Copy each line of the data that has "text" in it.

• _Interface dataset entries_:
--------

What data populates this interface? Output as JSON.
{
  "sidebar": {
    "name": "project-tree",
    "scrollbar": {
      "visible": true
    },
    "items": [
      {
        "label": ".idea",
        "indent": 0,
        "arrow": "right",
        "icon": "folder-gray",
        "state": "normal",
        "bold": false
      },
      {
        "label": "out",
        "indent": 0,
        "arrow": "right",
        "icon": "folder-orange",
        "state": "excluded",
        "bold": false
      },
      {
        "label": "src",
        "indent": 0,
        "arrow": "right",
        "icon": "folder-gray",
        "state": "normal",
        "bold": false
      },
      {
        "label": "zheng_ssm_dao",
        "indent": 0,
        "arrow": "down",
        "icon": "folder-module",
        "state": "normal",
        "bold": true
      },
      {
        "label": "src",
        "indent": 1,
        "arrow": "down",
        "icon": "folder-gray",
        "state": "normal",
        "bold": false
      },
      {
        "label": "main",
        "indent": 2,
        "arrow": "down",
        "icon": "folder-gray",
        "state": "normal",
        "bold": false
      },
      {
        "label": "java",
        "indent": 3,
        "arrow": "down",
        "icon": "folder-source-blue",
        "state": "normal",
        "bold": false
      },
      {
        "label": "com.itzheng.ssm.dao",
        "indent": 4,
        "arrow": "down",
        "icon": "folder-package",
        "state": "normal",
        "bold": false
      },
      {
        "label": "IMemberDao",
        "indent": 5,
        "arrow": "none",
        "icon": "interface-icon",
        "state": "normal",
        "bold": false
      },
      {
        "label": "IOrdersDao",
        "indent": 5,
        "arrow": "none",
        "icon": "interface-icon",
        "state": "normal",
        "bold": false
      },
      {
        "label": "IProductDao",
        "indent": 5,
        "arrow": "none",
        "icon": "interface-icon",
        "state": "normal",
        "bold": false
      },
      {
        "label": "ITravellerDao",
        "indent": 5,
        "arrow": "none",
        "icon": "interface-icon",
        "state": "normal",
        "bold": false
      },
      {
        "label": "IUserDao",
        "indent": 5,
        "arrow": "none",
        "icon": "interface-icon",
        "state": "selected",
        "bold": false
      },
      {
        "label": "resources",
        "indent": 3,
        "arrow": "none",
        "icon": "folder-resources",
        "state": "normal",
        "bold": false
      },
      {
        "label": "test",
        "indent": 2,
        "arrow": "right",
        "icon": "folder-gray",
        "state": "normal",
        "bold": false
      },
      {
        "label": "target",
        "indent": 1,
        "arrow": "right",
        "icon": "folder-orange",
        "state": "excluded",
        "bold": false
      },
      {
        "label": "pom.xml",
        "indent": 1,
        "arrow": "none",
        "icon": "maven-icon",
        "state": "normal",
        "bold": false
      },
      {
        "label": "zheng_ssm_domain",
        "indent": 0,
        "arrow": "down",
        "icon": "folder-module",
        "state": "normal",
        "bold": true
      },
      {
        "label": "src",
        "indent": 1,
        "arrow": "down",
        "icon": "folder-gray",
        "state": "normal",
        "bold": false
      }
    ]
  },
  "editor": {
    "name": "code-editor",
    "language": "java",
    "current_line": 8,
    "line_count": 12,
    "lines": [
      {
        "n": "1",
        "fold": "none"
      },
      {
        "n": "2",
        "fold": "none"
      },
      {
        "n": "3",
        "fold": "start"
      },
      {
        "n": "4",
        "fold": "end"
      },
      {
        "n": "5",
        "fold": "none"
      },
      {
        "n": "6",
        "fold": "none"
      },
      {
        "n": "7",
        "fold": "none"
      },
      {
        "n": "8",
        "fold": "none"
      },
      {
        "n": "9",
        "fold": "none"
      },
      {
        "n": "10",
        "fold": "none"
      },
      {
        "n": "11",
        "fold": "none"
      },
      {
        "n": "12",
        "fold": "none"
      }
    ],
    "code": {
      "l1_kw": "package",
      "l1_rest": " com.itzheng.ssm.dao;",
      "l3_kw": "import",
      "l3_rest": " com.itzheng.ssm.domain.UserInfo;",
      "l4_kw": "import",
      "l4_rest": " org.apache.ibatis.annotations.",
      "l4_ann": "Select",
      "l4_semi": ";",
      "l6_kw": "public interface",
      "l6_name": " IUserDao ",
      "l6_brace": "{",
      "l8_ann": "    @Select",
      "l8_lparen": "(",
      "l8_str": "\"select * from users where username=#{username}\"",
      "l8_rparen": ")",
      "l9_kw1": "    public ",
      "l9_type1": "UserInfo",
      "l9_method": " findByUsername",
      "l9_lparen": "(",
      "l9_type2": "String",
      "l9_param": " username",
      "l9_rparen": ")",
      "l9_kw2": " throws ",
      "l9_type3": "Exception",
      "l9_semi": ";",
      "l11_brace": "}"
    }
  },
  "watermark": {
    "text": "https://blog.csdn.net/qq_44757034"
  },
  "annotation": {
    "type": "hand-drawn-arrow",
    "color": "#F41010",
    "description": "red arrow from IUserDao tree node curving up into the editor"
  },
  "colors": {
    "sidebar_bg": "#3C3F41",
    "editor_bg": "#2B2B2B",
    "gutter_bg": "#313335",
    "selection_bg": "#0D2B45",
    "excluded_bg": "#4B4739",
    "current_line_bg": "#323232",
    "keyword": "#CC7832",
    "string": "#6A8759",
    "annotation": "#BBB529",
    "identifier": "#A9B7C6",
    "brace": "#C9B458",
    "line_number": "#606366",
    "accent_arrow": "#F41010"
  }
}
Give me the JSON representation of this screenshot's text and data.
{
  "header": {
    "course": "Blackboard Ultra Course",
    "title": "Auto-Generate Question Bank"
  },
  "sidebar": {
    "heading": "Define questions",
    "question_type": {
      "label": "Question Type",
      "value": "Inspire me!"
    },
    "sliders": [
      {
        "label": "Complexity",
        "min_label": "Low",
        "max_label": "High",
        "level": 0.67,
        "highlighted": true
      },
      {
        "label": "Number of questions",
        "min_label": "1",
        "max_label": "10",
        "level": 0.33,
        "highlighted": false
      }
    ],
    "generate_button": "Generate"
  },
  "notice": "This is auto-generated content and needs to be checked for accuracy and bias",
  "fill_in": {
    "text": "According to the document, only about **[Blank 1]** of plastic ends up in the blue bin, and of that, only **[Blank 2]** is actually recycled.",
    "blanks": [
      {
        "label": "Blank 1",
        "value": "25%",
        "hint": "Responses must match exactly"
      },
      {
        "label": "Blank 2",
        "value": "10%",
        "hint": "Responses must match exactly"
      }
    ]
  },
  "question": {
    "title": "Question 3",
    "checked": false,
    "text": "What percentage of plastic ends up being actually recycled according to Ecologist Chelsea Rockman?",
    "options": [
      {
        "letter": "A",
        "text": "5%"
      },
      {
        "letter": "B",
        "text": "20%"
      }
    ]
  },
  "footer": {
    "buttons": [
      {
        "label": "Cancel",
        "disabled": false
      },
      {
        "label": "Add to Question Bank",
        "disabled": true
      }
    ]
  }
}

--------

• _ANSWER FOR THE TASK_:
    "text": "https://blog.csdn.net/qq_44757034"
Give me the JSON representation of this screenshot's text and data.
    "text": "According to the document, only about **[Blank 1]** of plastic ends up in the blue bin, and of that, only **[Blank 2]** is actually recycled.",
    "text": "What percentage of plastic ends up being actually recycled according to Ecologist Chelsea Rockman?",
        "text": "5%"
        "text": "20%"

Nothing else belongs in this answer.